Scramble on to fill retiring US Rep. Frank's seat
BOSTON—U.S. Rep. Barney Frank's decision not to seek re-election is sparking a political scramble as potential successors take a fresh look at his newly redrawn congressional district.
At least two Democratic state senators told the Associated Press on Monday they're considering running for the rare open congressional seat.
Cynthia Creem of Newton and Marc Pacheco of Taunton each said they hope to make a final decision in coming weeks.
Republican Elizabeth Childs of Brookline, a former state mental health commissioner under Mitt Romney, had already announced her intention to run.
Frank has held the seat for more than three decades, but a recent redistricting map dramatically changed the district's lines, which had snaked down from Newton and Brookline south to New Bedford. Frank cited the changes when explaining his decision to retire at the end of his term.
One of the biggest changes was the loss of the Democratic stronghold of New Bedford. Frank had become a vocal supporter of the area's fishermen. Frank said whoever wants to run for the new seat should be prepared to work hard in what is a politically diverse region.
"You've got Brookline, the Blackstone Valley, the southwest metro area," Frank said.
Creem, whose state Senate district comprises Newton and Brookline and parts of Wellesley -- all of which are included in the new congressional district -- said she's weighing the pros and cons of running.
Creem said she enjoys Beacon Hill, but said representing the state in Congress would be both exciting and challenging.
"I am seriously looking at it," she said. "It's an open seat. They don't come around that often."
Pacheco, who launched a failed bid for Congress in 2001, represents many of the communities in the southern part of the congressional seat, including Taunton, Dighton, Raynham and Berkley, and formerly represented other communities in the district, including Lakeville, Seekonk and Rehoboth.
Pacheco said his 2001 run for Congress is a plus.
"It's a different level," he said. "I am that much more prepared having gone through it once."
Another potential Democratic candidate is James Segel, a former state representative from Brookline who served as chairman of Frank's first campaign for Congress in 1980. Segel also served as a special counsel to Frank when he was chairman of the House Financial Services Committee.

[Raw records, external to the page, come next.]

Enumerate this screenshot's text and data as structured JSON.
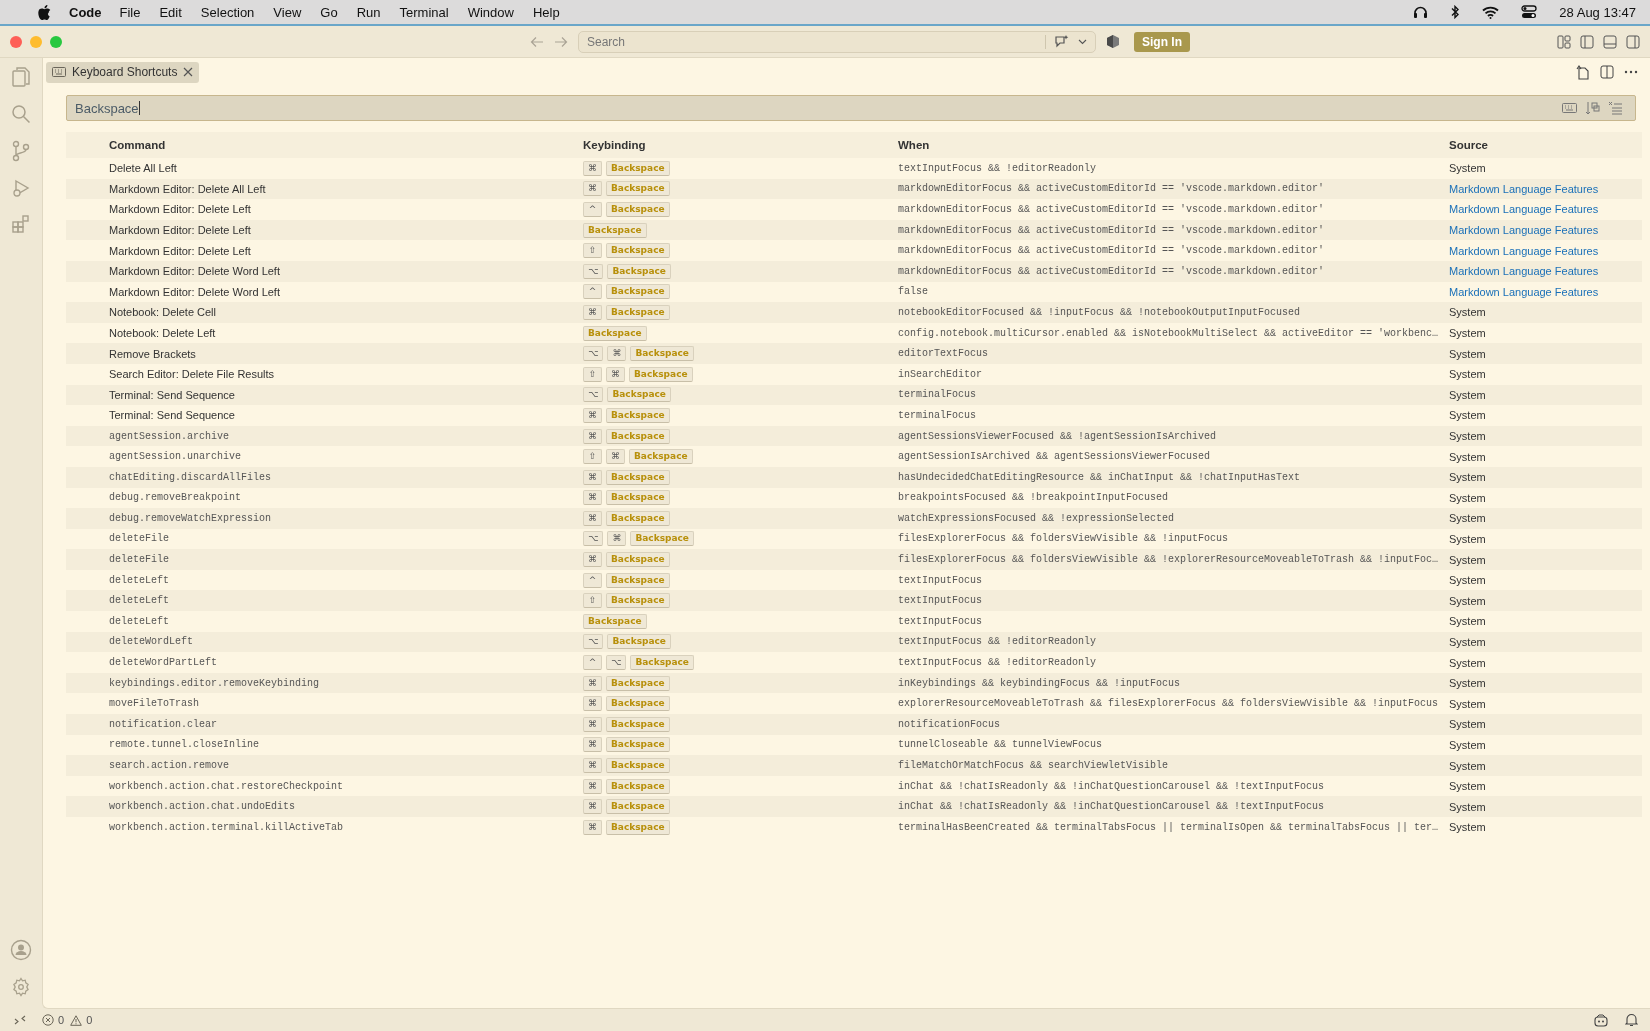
{
  "menu_bar": {
    "app": "Code",
    "items": [
      "File",
      "Edit",
      "Selection",
      "View",
      "Go",
      "Run",
      "Terminal",
      "Window",
      "Help"
    ],
    "clock": "28 Aug  13:47"
  },
  "title_bar": {
    "search": {
      "placeholder": "Search"
    },
    "sign_in": "Sign In"
  },
  "tab": {
    "label": "Keyboard Shortcuts",
    "selected": true
  },
  "search": {
    "value": "Backspace"
  },
  "table": {
    "columns": [
      "Command",
      "Keybinding",
      "When",
      "Source"
    ],
    "rows": [
      {
        "command": "Delete All Left",
        "kind": "title",
        "keys": [
          {
            "kind": "modifier",
            "label": "⌘"
          },
          {
            "kind": "key",
            "label": "Backspace"
          }
        ],
        "when": "textInputFocus && !editorReadonly",
        "source": {
          "kind": "system",
          "label": "System"
        }
      },
      {
        "command": "Markdown Editor: Delete All Left",
        "kind": "title",
        "keys": [
          {
            "kind": "modifier",
            "label": "⌘"
          },
          {
            "kind": "key",
            "label": "Backspace"
          }
        ],
        "when": "markdownEditorFocus && activeCustomEditorId == 'vscode.markdown.editor'",
        "source": {
          "kind": "extension",
          "label": "Markdown Language Features"
        }
      },
      {
        "command": "Markdown Editor: Delete Left",
        "kind": "title",
        "keys": [
          {
            "kind": "modifier",
            "label": "^"
          },
          {
            "kind": "key",
            "label": "Backspace"
          }
        ],
        "when": "markdownEditorFocus && activeCustomEditorId == 'vscode.markdown.editor'",
        "source": {
          "kind": "extension",
          "label": "Markdown Language Features"
        }
      },
      {
        "command": "Markdown Editor: Delete Left",
        "kind": "title",
        "keys": [
          {
            "kind": "key",
            "label": "Backspace"
          }
        ],
        "when": "markdownEditorFocus && activeCustomEditorId == 'vscode.markdown.editor'",
        "source": {
          "kind": "extension",
          "label": "Markdown Language Features"
        }
      },
      {
        "command": "Markdown Editor: Delete Left",
        "kind": "title",
        "keys": [
          {
            "kind": "modifier",
            "label": "⇧"
          },
          {
            "kind": "key",
            "label": "Backspace"
          }
        ],
        "when": "markdownEditorFocus && activeCustomEditorId == 'vscode.markdown.editor'",
        "source": {
          "kind": "extension",
          "label": "Markdown Language Features"
        }
      },
      {
        "command": "Markdown Editor: Delete Word Left",
        "kind": "title",
        "keys": [
          {
            "kind": "modifier",
            "label": "⌥"
          },
          {
            "kind": "key",
            "label": "Backspace"
          }
        ],
        "when": "markdownEditorFocus && activeCustomEditorId == 'vscode.markdown.editor'",
        "source": {
          "kind": "extension",
          "label": "Markdown Language Features"
        }
      },
      {
        "command": "Markdown Editor: Delete Word Left",
        "kind": "title",
        "keys": [
          {
            "kind": "modifier",
            "label": "^"
          },
          {
            "kind": "key",
            "label": "Backspace"
          }
        ],
        "when": "false",
        "source": {
          "kind": "extension",
          "label": "Markdown Language Features"
        }
      },
      {
        "command": "Notebook: Delete Cell",
        "kind": "title",
        "keys": [
          {
            "kind": "modifier",
            "label": "⌘"
          },
          {
            "kind": "key",
            "label": "Backspace"
          }
        ],
        "when": "notebookEditorFocused && !inputFocus && !notebookOutputInputFocused",
        "source": {
          "kind": "system",
          "label": "System"
        }
      },
      {
        "command": "Notebook: Delete Left",
        "kind": "title",
        "keys": [
          {
            "kind": "key",
            "label": "Backspace"
          }
        ],
        "when": "config.notebook.multiCursor.enabled && isNotebookMultiSelect && activeEditor == 'workbenc…",
        "source": {
          "kind": "system",
          "label": "System"
        }
      },
      {
        "command": "Remove Brackets",
        "kind": "title",
        "keys": [
          {
            "kind": "modifier",
            "label": "⌥"
          },
          {
            "kind": "modifier",
            "label": "⌘"
          },
          {
            "kind": "key",
            "label": "Backspace"
          }
        ],
        "when": "editorTextFocus",
        "source": {
          "kind": "system",
          "label": "System"
        }
      },
      {
        "command": "Search Editor: Delete File Results",
        "kind": "title",
        "keys": [
          {
            "kind": "modifier",
            "label": "⇧"
          },
          {
            "kind": "modifier",
            "label": "⌘"
          },
          {
            "kind": "key",
            "label": "Backspace"
          }
        ],
        "when": "inSearchEditor",
        "source": {
          "kind": "system",
          "label": "System"
        }
      },
      {
        "command": "Terminal: Send Sequence",
        "kind": "title",
        "keys": [
          {
            "kind": "modifier",
            "label": "⌥"
          },
          {
            "kind": "key",
            "label": "Backspace"
          }
        ],
        "when": "terminalFocus",
        "source": {
          "kind": "system",
          "label": "System"
        }
      },
      {
        "command": "Terminal: Send Sequence",
        "kind": "title",
        "keys": [
          {
            "kind": "modifier",
            "label": "⌘"
          },
          {
            "kind": "key",
            "label": "Backspace"
          }
        ],
        "when": "terminalFocus",
        "source": {
          "kind": "system",
          "label": "System"
        }
      },
      {
        "command": "agentSession.archive",
        "kind": "id",
        "keys": [
          {
            "kind": "modifier",
            "label": "⌘"
          },
          {
            "kind": "key",
            "label": "Backspace"
          }
        ],
        "when": "agentSessionsViewerFocused && !agentSessionIsArchived",
        "source": {
          "kind": "system",
          "label": "System"
        }
      },
      {
        "command": "agentSession.unarchive",
        "kind": "id",
        "keys": [
          {
            "kind": "modifier",
            "label": "⇧"
          },
          {
            "kind": "modifier",
            "label": "⌘"
          },
          {
            "kind": "key",
            "label": "Backspace"
          }
        ],
        "when": "agentSessionIsArchived && agentSessionsViewerFocused",
        "source": {
          "kind": "system",
          "label": "System"
        }
      },
      {
        "command": "chatEditing.discardAllFiles",
        "kind": "id",
        "keys": [
          {
            "kind": "modifier",
            "label": "⌘"
          },
          {
            "kind": "key",
            "label": "Backspace"
          }
        ],
        "when": "hasUndecidedChatEditingResource && inChatInput && !chatInputHasText",
        "source": {
          "kind": "system",
          "label": "System"
        }
      },
      {
        "command": "debug.removeBreakpoint",
        "kind": "id",
        "keys": [
          {
            "kind": "modifier",
            "label": "⌘"
          },
          {
            "kind": "key",
            "label": "Backspace"
          }
        ],
        "when": "breakpointsFocused && !breakpointInputFocused",
        "source": {
          "kind": "system",
          "label": "System"
        }
      },
      {
        "command": "debug.removeWatchExpression",
        "kind": "id",
        "keys": [
          {
            "kind": "modifier",
            "label": "⌘"
          },
          {
            "kind": "key",
            "label": "Backspace"
          }
        ],
        "when": "watchExpressionsFocused && !expressionSelected",
        "source": {
          "kind": "system",
          "label": "System"
        }
      },
      {
        "command": "deleteFile",
        "kind": "id",
        "keys": [
          {
            "kind": "modifier",
            "label": "⌥"
          },
          {
            "kind": "modifier",
            "label": "⌘"
          },
          {
            "kind": "key",
            "label": "Backspace"
          }
        ],
        "when": "filesExplorerFocus && foldersViewVisible && !inputFocus",
        "source": {
          "kind": "system",
          "label": "System"
        }
      },
      {
        "command": "deleteFile",
        "kind": "id",
        "keys": [
          {
            "kind": "modifier",
            "label": "⌘"
          },
          {
            "kind": "key",
            "label": "Backspace"
          }
        ],
        "when": "filesExplorerFocus && foldersViewVisible && !explorerResourceMoveableToTrash && !inputFoc…",
        "source": {
          "kind": "system",
          "label": "System"
        }
      },
      {
        "command": "deleteLeft",
        "kind": "id",
        "keys": [
          {
            "kind": "modifier",
            "label": "^"
          },
          {
            "kind": "key",
            "label": "Backspace"
          }
        ],
        "when": "textInputFocus",
        "source": {
          "kind": "system",
          "label": "System"
        }
      },
      {
        "command": "deleteLeft",
        "kind": "id",
        "keys": [
          {
            "kind": "modifier",
            "label": "⇧"
          },
          {
            "kind": "key",
            "label": "Backspace"
          }
        ],
        "when": "textInputFocus",
        "source": {
          "kind": "system",
          "label": "System"
        }
      },
      {
        "command": "deleteLeft",
        "kind": "id",
        "keys": [
          {
            "kind": "key",
            "label": "Backspace"
          }
        ],
        "when": "textInputFocus",
        "source": {
          "kind": "system",
          "label": "System"
        }
      },
      {
        "command": "deleteWordLeft",
        "kind": "id",
        "keys": [
          {
            "kind": "modifier",
            "label": "⌥"
          },
          {
            "kind": "key",
            "label": "Backspace"
          }
        ],
        "when": "textInputFocus && !editorReadonly",
        "source": {
          "kind": "system",
          "label": "System"
        }
      },
      {
        "command": "deleteWordPartLeft",
        "kind": "id",
        "keys": [
          {
            "kind": "modifier",
            "label": "^"
          },
          {
            "kind": "modifier",
            "label": "⌥"
          },
          {
            "kind": "key",
            "label": "Backspace"
          }
        ],
        "when": "textInputFocus && !editorReadonly",
        "source": {
          "kind": "system",
          "label": "System"
        }
      },
      {
        "command": "keybindings.editor.removeKeybinding",
        "kind": "id",
        "keys": [
          {
            "kind": "modifier",
            "label": "⌘"
          },
          {
            "kind": "key",
            "label": "Backspace"
          }
        ],
        "when": "inKeybindings && keybindingFocus && !inputFocus",
        "source": {
          "kind": "system",
          "label": "System"
        }
      },
      {
        "command": "moveFileToTrash",
        "kind": "id",
        "keys": [
          {
            "kind": "modifier",
            "label": "⌘"
          },
          {
            "kind": "key",
            "label": "Backspace"
          }
        ],
        "when": "explorerResourceMoveableToTrash && filesExplorerFocus && foldersViewVisible && !inputFocus",
        "source": {
          "kind": "system",
          "label": "System"
        }
      },
      {
        "command": "notification.clear",
        "kind": "id",
        "keys": [
          {
            "kind": "modifier",
            "label": "⌘"
          },
          {
            "kind": "key",
            "label": "Backspace"
          }
        ],
        "when": "notificationFocus",
        "source": {
          "kind": "system",
          "label": "System"
        }
      },
      {
        "command": "remote.tunnel.closeInline",
        "kind": "id",
        "keys": [
          {
            "kind": "modifier",
            "label": "⌘"
          },
          {
            "kind": "key",
            "label": "Backspace"
          }
        ],
        "when": "tunnelCloseable && tunnelViewFocus",
        "source": {
          "kind": "system",
          "label": "System"
        }
      },
      {
        "command": "search.action.remove",
        "kind": "id",
        "keys": [
          {
            "kind": "modifier",
            "label": "⌘"
          },
          {
            "kind": "key",
            "label": "Backspace"
          }
        ],
        "when": "fileMatchOrMatchFocus && searchViewletVisible",
        "source": {
          "kind": "system",
          "label": "System"
        }
      },
      {
        "command": "workbench.action.chat.restoreCheckpoint",
        "kind": "id",
        "keys": [
          {
            "kind": "modifier",
            "label": "⌘"
          },
          {
            "kind": "key",
            "label": "Backspace"
          }
        ],
        "when": "inChat && !chatIsReadonly && !inChatQuestionCarousel && !textInputFocus",
        "source": {
          "kind": "system",
          "label": "System"
        }
      },
      {
        "command": "workbench.action.chat.undoEdits",
        "kind": "id",
        "keys": [
          {
            "kind": "modifier",
            "label": "⌘"
          },
          {
            "kind": "key",
            "label": "Backspace"
          }
        ],
        "when": "inChat && !chatIsReadonly && !inChatQuestionCarousel && !textInputFocus",
        "source": {
          "kind": "system",
          "label": "System"
        }
      },
      {
        "command": "workbench.action.terminal.killActiveTab",
        "kind": "id",
        "keys": [
          {
            "kind": "modifier",
            "label": "⌘"
          },
          {
            "kind": "key",
            "label": "Backspace"
          }
        ],
        "when": "terminalHasBeenCreated && terminalTabsFocus || terminalIsOpen && terminalTabsFocus || ter…",
        "source": {
          "kind": "system",
          "label": "System"
        }
      }
    ]
  },
  "status_bar": {
    "errors": "0",
    "warnings": "0"
  }
}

"I'll look at it, I don't know," Segel said when asked if he'd consider a run.
Bristol District Attorney Sam Sutter, who lives in Fall River, a portion of which is included in the new congressional district, appeared to leave open the door for a possible run.
Sutter issued a written statement praising Frank, adding "the last thing I would want to do today is insert myself into this story about Congressman Frank's career."
Childs announced her intention to challenge Frank even before the new congressional district map was approved. She said Frank's decision not to seek re-election won't have much of an effect on how she'll run.
"This was never a race for me about Rep. Frank," she said. "This has always been a race for me about the future of our country. I welcome whoever is running on the Democratic side."
Massachusetts Republican Party Executive Director Nate Little said Frank's decision is a major opening for the GOP.
"Republicans were already gearing up for a strong race and Frank's sudden retirement injects added optimism and excitement into the election," he said.
State Democratic chairman John Walsh said the party will work to keep the state's congressional delegation all Democratic while also ousting Republican Sen. Scott Brown.
He said he expected a spirited Democratic primary for Frank's seat.
"That's how we do it. We have a fight. Democrats choose their nominees by contests," he said. "It's a contest of ideas, a contest of strategies, a contest of resumes."
Walsh also conceded the new district might be slightly more Republican that Frank's current district, but still called it the third or fourth most Democratic-friendly district in the state.
State Rep. Michael Moran, the House chairman of the redistricting panel, acknowledged Frank's district had changed substantially, but said that was unavoidable given that Massachusetts is losing one of its 10 congressional seats.
Moran said that while the panel took into consideration incumbent members of Congress, the top priority was drawing more geographically compact districts.
"It doesn't completely take us by surprise," Moran said of Frank's decision. "He was one of the people we were wondering how long he was going to stay."
Frank's impending retirement is the second blow to the state's seniority in Congress.
Last month, U.S. Rep. John Olver, who represents the western part of the state, announced he would not run again. Olver has held his seat since 1991 and is a member of the House Appropriations panel.
Associated Press writer Bob Salsberg contributed to this report.